I gave my sixth speech this morning and am nearing the one-year mark as a member. Here are some highlights of my experience so far:
- This sounds arrogant, but before I joined, I could not imagine liking a group of people who gathered in the very early morning to give speeches to each other. I was so wrong. It’s a fun group, and even on mornings like today, when I didn’t get enough sleep, I never struggle to find value in time with this group. There’s a lot less “talking to hear yourself speak” than you’d imagine, if you’re cynical like me.
- Speeches on random topics are much more interesting than they sound. People try to make their speeches relevant to you, so even if they’re speaking about something that isn’t directly applicable, it’s useful.
- I love extemporaneous speaking. I almost hate the weeks I actually speak, because they render me ineligible for Table Topics.
- I haven’t won a single ribbon for anything other than Table Topics, and it’s starting to bug me.
- I’ve won two ribbons for Table Topics. Yay for success.
- After a lifetime of being told that my humor was too dry, I’ve found a group that laughs at my jokes (and recognizes my humor as humor.) It might be love.
- In giving my speeches, I was extra super-duper prepared for the first few. I’d get so nervous I’d make wrong turns on my way to the club. More recently, I’ve been less prepared, and much less nervous. Today, I was hardly nervous at all, and I had rehearsed way less than usual. I’m not saying that less preparation is better, but I’m glad that my adrenal system has stopped running my speeches. I know it’s enough to have an idea where I’m starting and ending, and what I’m trying to accomplish.
- People outside of Toastmasters have stopped saying that I’m not a good public speaker.
- I finally gave a speech without overusing the word “so.” I’ve eliminated most of the other filler words, but I overuse “so” as a transitional word.
- Confidence in your ability to say something useful is almost more important than what you actually say.
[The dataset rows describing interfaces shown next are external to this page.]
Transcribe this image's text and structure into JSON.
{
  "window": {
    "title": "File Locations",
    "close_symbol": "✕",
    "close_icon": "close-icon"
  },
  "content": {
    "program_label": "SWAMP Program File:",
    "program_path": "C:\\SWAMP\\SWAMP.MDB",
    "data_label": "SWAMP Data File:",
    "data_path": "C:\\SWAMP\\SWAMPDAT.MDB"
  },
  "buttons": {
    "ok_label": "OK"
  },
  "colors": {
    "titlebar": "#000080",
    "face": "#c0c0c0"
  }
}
This is where I still have to grow. My need to prove my worth/defend myself against imagined criticism gets in the way in almost every area of my life, but especially with some speeches.